Three years after construction start, Chinese firm MAD Architects completed the singular project of the YueCheng Courtyard Kindergarten for pre-schoolers aged from 2 to 6 years.
The kindergarten reflects the design trend, embraced in recent years by some architectural firms, of safeguarding the ancient Chinese urban fabric, formed by a dense network of hutongs – the narrow Beijing alleys – formed by lines of traditional Siheyuan courtyard houses. These buildings have often been demolished in recent years due to those urbanization and urbanization processes that began in the mid-1980s and contributed – and are still contributing – to the transformation of the country.

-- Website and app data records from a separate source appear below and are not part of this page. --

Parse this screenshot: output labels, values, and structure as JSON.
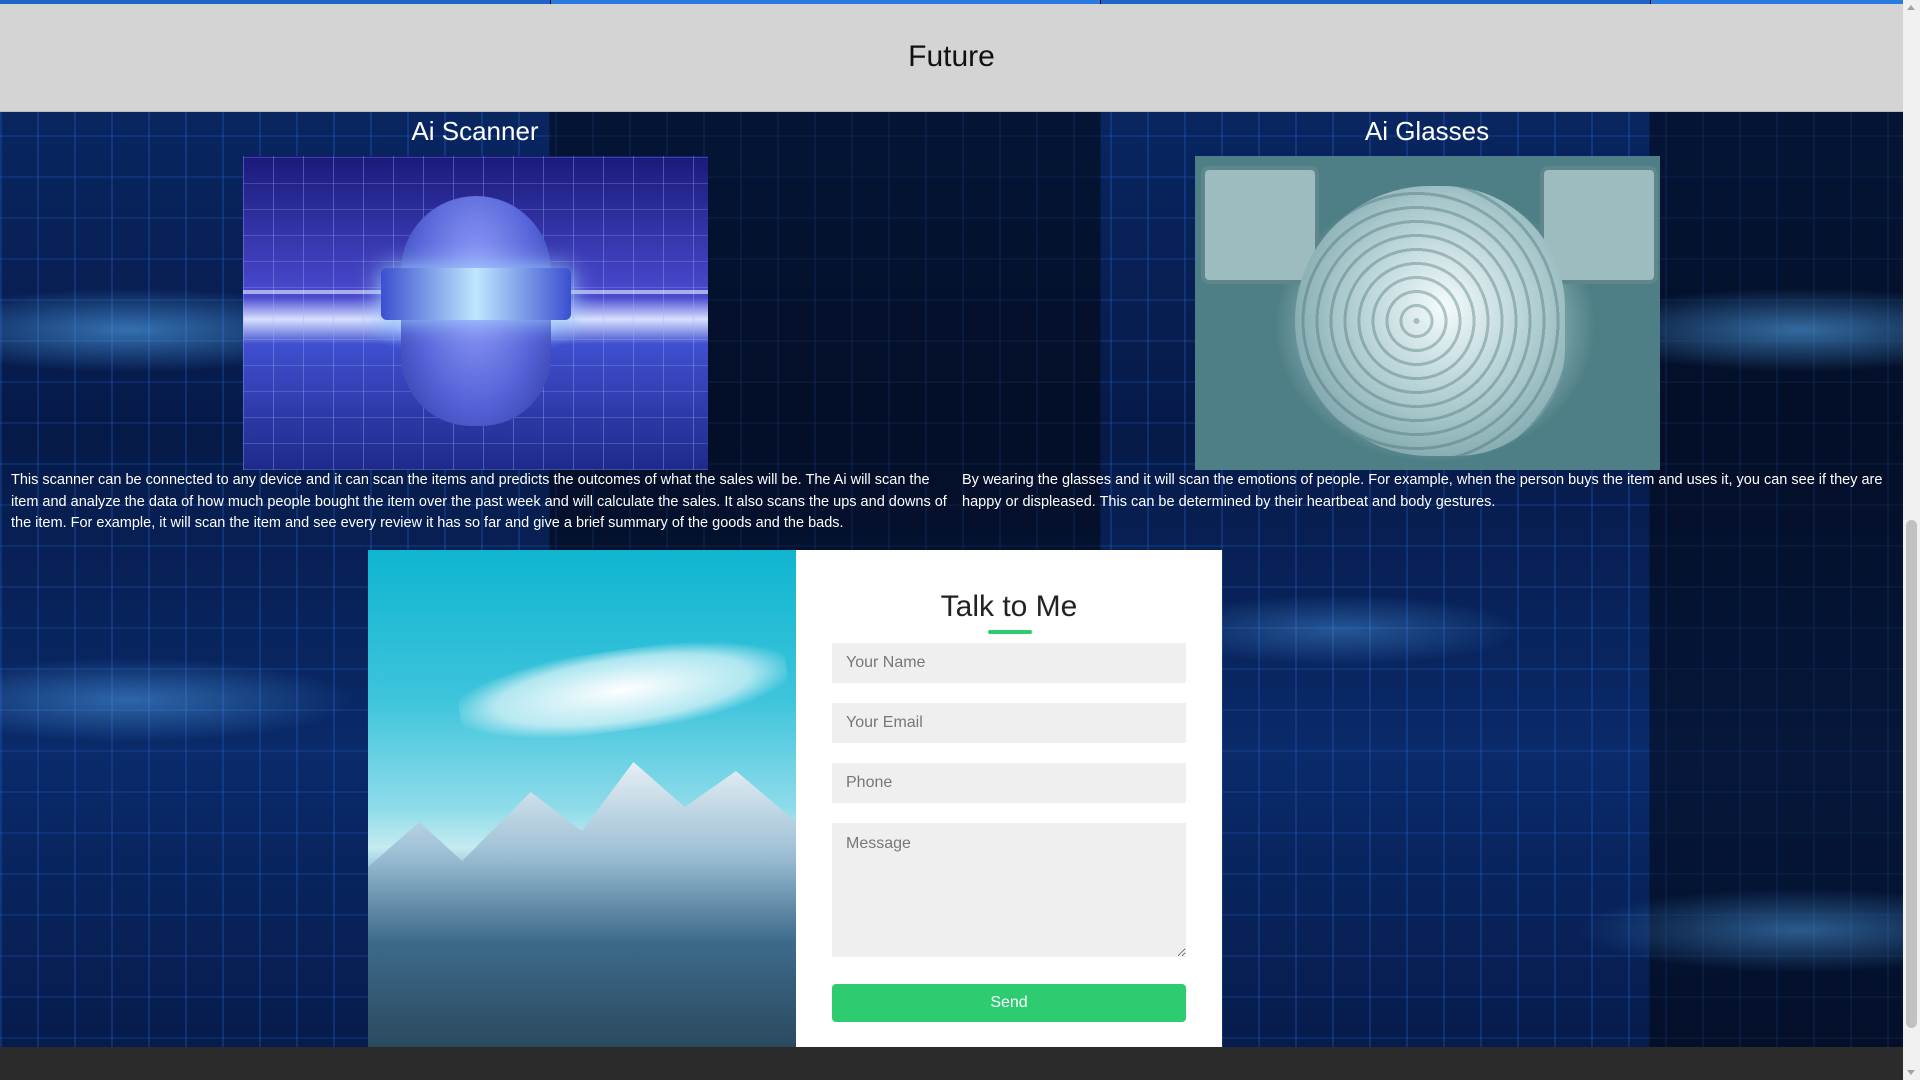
{
  "header": {
    "title": "Future"
  },
  "features": [
    {
      "title": "Ai Scanner",
      "image_icon": "ai-scanner-image",
      "description": "This scanner can be connected to any device and it can scan the items and predicts the outcomes of what the sales will be. The Ai will scan the item and analyze the data of how much people bought the item over the past week and will calculate the sales. It also scans the ups and downs of the item. For example, it will scan the item and see every review it has so far and give a brief summary of the goods and the bads."
    },
    {
      "title": "Ai Glasses",
      "image_icon": "ai-glasses-image",
      "description": "By wearing the glasses and it will scan the emotions of people. For example, when the person buys the item and uses it, you can see if they are happy or displeased. This can be determined by their heartbeat and body gestures."
    }
  ],
  "contact": {
    "title": "Talk to Me",
    "name_placeholder": "Your Name",
    "email_placeholder": "Your Email",
    "phone_placeholder": "Phone",
    "message_placeholder": "Message",
    "send_label": "Send",
    "accent_color": "#2ecc71"
  },
  "colors": {
    "header_bg": "#d4d4d4",
    "footer_bg": "#2b2b2b",
    "page_bg": "#061a48"
  }
}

Having to build on a 9,275 sqm site occupied by an original 18th century Siheyuan courtyard, a recent courtyard replica built in the 1990s and a modern four-storey building, the architects of firm MAD decided to remove the replica and to replace it with a new space, capable of holding the ancient building in the palm of its hands.
The new structure actually wraps, as in a respectful embrace, the ancient complex with a flowing motion, which contrasts the rigid layout of the historic structure. The new complex, which winds around the past, is formed by a variety of independent spaces, united under a single brightly coloured roof, which also serves as an outdoor playground for the children. The project shows how architectural elements differing in type, aesthetics and historical periods, sometimes even contradictory, can not only coexist harmoniously, while maintain their authenticity and individuality, but they can also work in unison to create added value to the whole.
At ground level, the three courtyards surrounding the centuries-old trees, which correspond to those of the old Siheyuan structures, provide the teaching spaces, through the floor-to-ceiling glass walls, with light, ventilation and an outdoor playground. In these courtyards there is the presence of human life, nature and world, acting together to form the true core of the architecture – commented Ma Yansong, founder of studio MAD.
Inside the classrooms, the height lowered by a single aluminium false grille ceiling and the use of natural materials create a warm family atmosphere for the children. The kindergarten houses a small theatre, a library, an indoor playground and, on the west side of the lobby, the learning areas, which develop in fluid and uninterrupted spaces, where the different mixed-age learning groups are not separated by closed walls, but by curved walls at regular intervals.
The adjacent ancient courtyard house – hosting the children’s extracurricular cultural and artistic activities and the staff offices – is always visible through the large glass windows to represent for the children a point of inspiration and a chance to deepen their understanding of history and to learn from the past.
Furthermore, a series of slides and stairs connect the courtyards to the rooftop above: a modern, colourful undulating landscape that serves as an additional outdoor playground for the children.